**** DATA SHOWN

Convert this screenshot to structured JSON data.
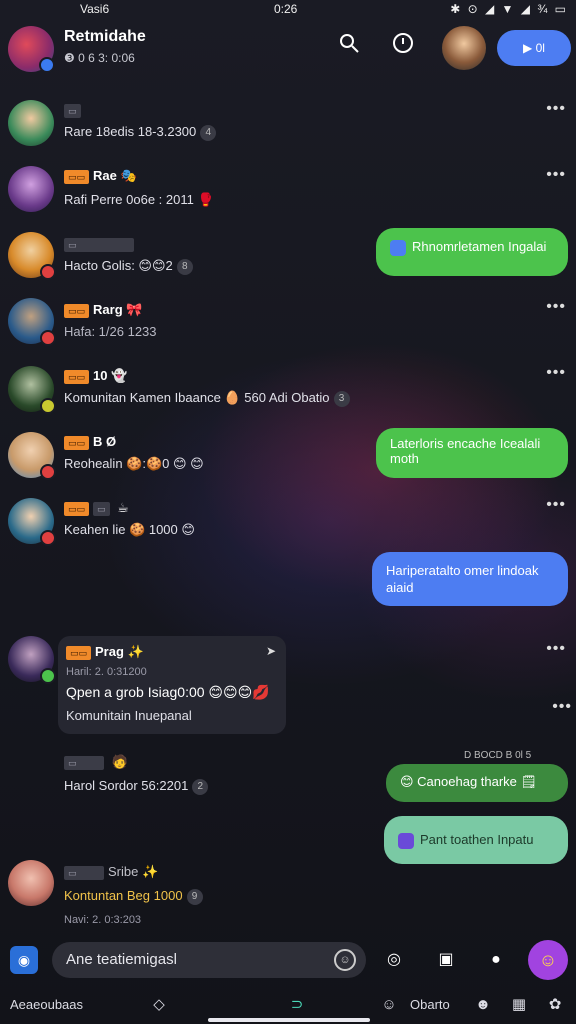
{
  "status": {
    "left_text": "Vasi6",
    "time": "0:26",
    "icons": "✱ ⊙ ◢ ▼ ◢ ¾ ▭"
  },
  "header": {
    "title": "Retmidahe",
    "subtitle": "❸ 0 6 3: 0:06",
    "call_label": "▶ 0l",
    "icons": {
      "search": "search-icon",
      "timer": "timer-icon",
      "call": "video-call-icon"
    }
  },
  "chats": [
    {
      "tags": [
        "▭"
      ],
      "name": "",
      "message": "Rare 18edis 18-3.2300",
      "badge": "4",
      "avatar_color": "#3a8a5a",
      "dot_color": ""
    },
    {
      "tags": [
        "▭▭"
      ],
      "name": "Rae",
      "message": "Rafi Perre 0o6e : 2011",
      "badge": "",
      "avatar_color": "#6a3a8a",
      "dot_color": ""
    },
    {
      "tags": [],
      "name": "",
      "message": "Hacto Golis: 😊😊2",
      "badge": "8",
      "avatar_color": "#d88a2a",
      "dot_color": "#e04040"
    },
    {
      "tags": [
        "▭▭"
      ],
      "name": "Rarg",
      "message": "Hafa: 1/26 1233",
      "badge": "",
      "avatar_color": "#2a5a8a",
      "dot_color": "#e04040"
    },
    {
      "tags": [
        "▭▭"
      ],
      "name": "10",
      "message": "Komunitan Kamen Ibaance 🥚 560 Adi Obatio",
      "badge": "3",
      "avatar_color": "#2a4a2a",
      "dot_color": "#c8c830"
    },
    {
      "tags": [
        "▭▭"
      ],
      "name": "B Ø",
      "message": "Reohealin 🍪:🍪0 😊 😊",
      "badge": "",
      "avatar_color": "#c89a6a",
      "dot_color": "#e04040"
    },
    {
      "tags": [
        "▭▭"
      ],
      "name": "",
      "message": "Keahen lie 🍪 1000 😊",
      "badge": "",
      "avatar_color": "#2a6a8a",
      "dot_color": "#e04040"
    },
    {
      "tags": [],
      "name": "",
      "message": "Harol Sordor 56:2201",
      "badge": "2",
      "avatar_color": "",
      "dot_color": ""
    },
    {
      "tags": [],
      "name": "Sribe",
      "message": "Kontuntan Beg 1000",
      "badge": "9",
      "avatar_color": "#c8786a",
      "dot_color": ""
    }
  ],
  "last_meta": "Navi: 2. 0:3:203",
  "bubbles": [
    {
      "text": "Rhnomrletamen Ingalai",
      "color": "green"
    },
    {
      "text": "Laterloris encache Icealali moth",
      "color": "green"
    },
    {
      "text": "Hariperatalto omer lindoak aiaid",
      "color": "blue"
    },
    {
      "text": "Canoehag tharke 🗒",
      "color": "darkgreen"
    },
    {
      "text": "Pant toathen Inpatu",
      "color": "teal"
    }
  ],
  "card": {
    "name": "Prag",
    "meta": "Haril: 2. 0:31200",
    "line1": "Qpen a grob Isiag0:00 😊😊😊💋",
    "line2": "Komunitain Inuepanal"
  },
  "side_note": "D BOCD B 0l 5",
  "input": {
    "placeholder": "Ane teatiemigasl"
  },
  "navbar": {
    "left": "Aeaeoubaas",
    "right": "Obarto"
  }
}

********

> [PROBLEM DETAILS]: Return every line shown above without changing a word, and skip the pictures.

> [SOLVED PROBLEM]:
Convert this screenshot to structured JSON data.
{
  "status": {
    "left_text": "Vasi6",
    "time": "0:26",
    "icons": "✱ ⊙ ◢ ▼ ◢ ¾ ▭"
  },
  "header": {
    "title": "Retmidahe",
    "subtitle": "❸ 0 6 3: 0:06",
    "call_label": "▶ 0l",
    "icons": {
      "search": "search-icon",
      "timer": "timer-icon",
      "call": "video-call-icon"
    }
  },
  "chats": [
    {
      "tags": [
        "▭"
      ],
      "name": "",
      "message": "Rare 18edis 18-3.2300",
      "badge": "4",
      "avatar_color": "#3a8a5a",
      "dot_color": ""
    },
    {
      "tags": [
        "▭▭"
      ],
      "name": "Rae",
      "message": "Rafi Perre 0o6e : 2011",
      "badge": "",
      "avatar_color": "#6a3a8a",
      "dot_color": ""
    },
    {
      "tags": [],
      "name": "",
      "message": "Hacto Golis: 😊😊2",
      "badge": "8",
      "avatar_color": "#d88a2a",
      "dot_color": "#e04040"
    },
    {
      "tags": [
        "▭▭"
      ],
      "name": "Rarg",
      "message": "Hafa: 1/26 1233",
      "badge": "",
      "avatar_color": "#2a5a8a",
      "dot_color": "#e04040"
    },
    {
      "tags": [
        "▭▭"
      ],
      "name": "10",
      "message": "Komunitan Kamen Ibaance 🥚 560 Adi Obatio",
      "badge": "3",
      "avatar_color": "#2a4a2a",
      "dot_color": "#c8c830"
    },
    {
      "tags": [
        "▭▭"
      ],
      "name": "B Ø",
      "message": "Reohealin 🍪:🍪0 😊 😊",
      "badge": "",
      "avatar_color": "#c89a6a",
      "dot_color": "#e04040"
    },
    {
      "tags": [
        "▭▭"
      ],
      "name": "",
      "message": "Keahen lie 🍪 1000 😊",
      "badge": "",
      "avatar_color": "#2a6a8a",
      "dot_color": "#e04040"
    },
    {
      "tags": [],
      "name": "",
      "message": "Harol Sordor 56:2201",
      "badge": "2",
      "avatar_color": "",
      "dot_color": ""
    },
    {
      "tags": [],
      "name": "Sribe",
      "message": "Kontuntan Beg 1000",
      "badge": "9",
      "avatar_color": "#c8786a",
      "dot_color": ""
    }
  ],
  "last_meta": "Navi: 2. 0:3:203",
  "bubbles": [
    {
      "text": "Rhnomrletamen Ingalai",
      "color": "green"
    },
    {
      "text": "Laterloris encache Icealali moth",
      "color": "green"
    },
    {
      "text": "Hariperatalto omer lindoak aiaid",
      "color": "blue"
    },
    {
      "text": "Canoehag tharke 🗒",
      "color": "darkgreen"
    },
    {
      "text": "Pant toathen Inpatu",
      "color": "teal"
    }
  ],
  "card": {
    "name": "Prag",
    "meta": "Haril: 2. 0:31200",
    "line1": "Qpen a grob Isiag0:00 😊😊😊💋",
    "line2": "Komunitain Inuepanal"
  },
  "side_note": "D BOCD B 0l 5",
  "input": {
    "placeholder": "Ane teatiemigasl"
  },
  "navbar": {
    "left": "Aeaeoubaas",
    "right": "Obarto"
  }
}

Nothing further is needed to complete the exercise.